  2. To develop a hybrid virtual platform that can integrate the UCLA School of Dentistry’s Section of Pediatric Dentistry’s interprofessional residency training program (Infant Oral Care Program [IOCP]), patient clinical visits, and technology that allows patient information/diagnostics and pictures of children’s mouth/teeth to be sent to providers for their “virtual dental visit” and then transferred to electronic dental records so as to maintain continuity of patient care and the prevention and management of childhood caries. If in-person visits are needed, they will be scheduled for fluoride varnish application, toothbrush prophylaxis and other minimally invasive restorative treatments. Once established, the virtual platform will be a critical component to the tele-health project with our urban/rural/migrant HS/EHS collaborators.

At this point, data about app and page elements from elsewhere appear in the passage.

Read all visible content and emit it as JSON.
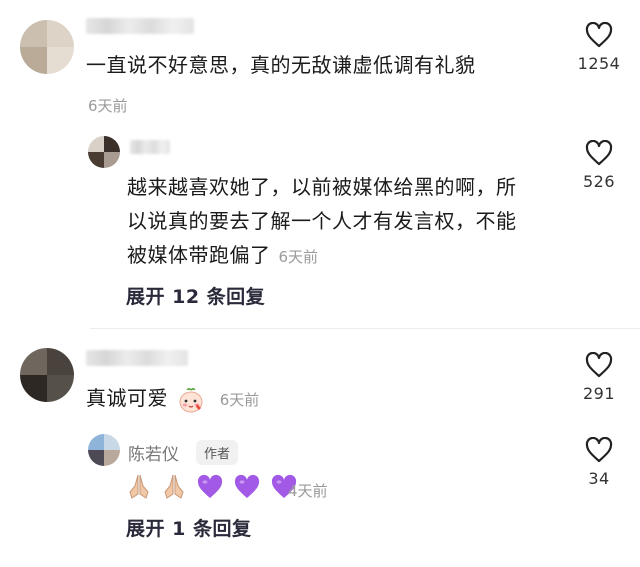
{
  "comments": [
    {
      "text": "一直说不好意思，真的无敌谦虚低调有礼貌",
      "time": "6天前",
      "likes": "1254",
      "avatar_icon": "blurred-avatar",
      "replies": [
        {
          "text_lines": [
            "越来越喜欢她了，以前被媒体给黑的啊，所",
            "以说真的要去了解一个人才有发言权，不能",
            "被媒体带跑偏了"
          ],
          "time": "6天前",
          "likes": "526",
          "avatar_icon": "blurred-avatar"
        }
      ],
      "expand_label": "展开 12 条回复"
    },
    {
      "text": "真诚可爱",
      "emoji": "shy-face-emoji",
      "time": "6天前",
      "likes": "291",
      "avatar_icon": "blurred-avatar",
      "replies": [
        {
          "author": "陈若仪",
          "author_badge": "作者",
          "emojis": [
            "folded-hands-emoji",
            "folded-hands-emoji",
            "purple-heart-emoji",
            "purple-heart-emoji",
            "purple-heart-emoji"
          ],
          "time": "4天前",
          "likes": "34",
          "avatar_icon": "author-avatar"
        }
      ],
      "expand_label": "展开 1 条回复"
    }
  ],
  "colors": {
    "text": "#1b1b1b",
    "muted": "#9a9a9a",
    "heart_outline": "#222222",
    "purple_heart": "#a259e6",
    "divider": "#ececec"
  }
}
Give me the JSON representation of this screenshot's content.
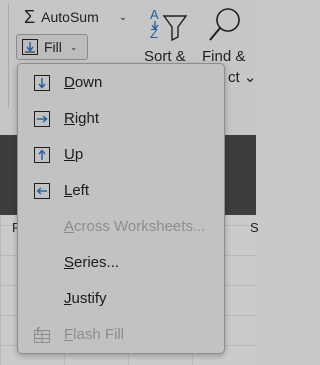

  3. To establish a national multi-university collaboration offering virtual courses on dental public health, policy and advocacy, and racism, discrimination and the benefits of diversity.

  4. To enhance our collaboration with the UCLA School of Public Health by sponsoring a total of five DDS residents who want to earn an MPH degree (one per year over the next five years), requiring DDS/MPH residents to complete a practicum in dental public health and offering a dental public health curriculum to UCLA School of Public Health graduates

  5. Collaboration with the Migrant Clinicians Network for an oral health curricula for ECC prevention in their vulnerable communities

Over the last ten years of curriculum innovation, UCLA Dentistry’s Section of Pediatric Dentistry’s clinical priorities have included training on financial issues regarding early childhood caries, policy developments regarding early childhood caries prevention, diversity issues in the dental workforce, access to care and barriers to care, and emerging technology and the future of patient care. The Section’s faculty are world renowned experts and have long-standing working collaborations with a number of community partners. The impact CHAT, SPICE-PD, and now CARE PD has provided will result in effective, long lasting solutions to the barriers to accessing care that underserved families and children face.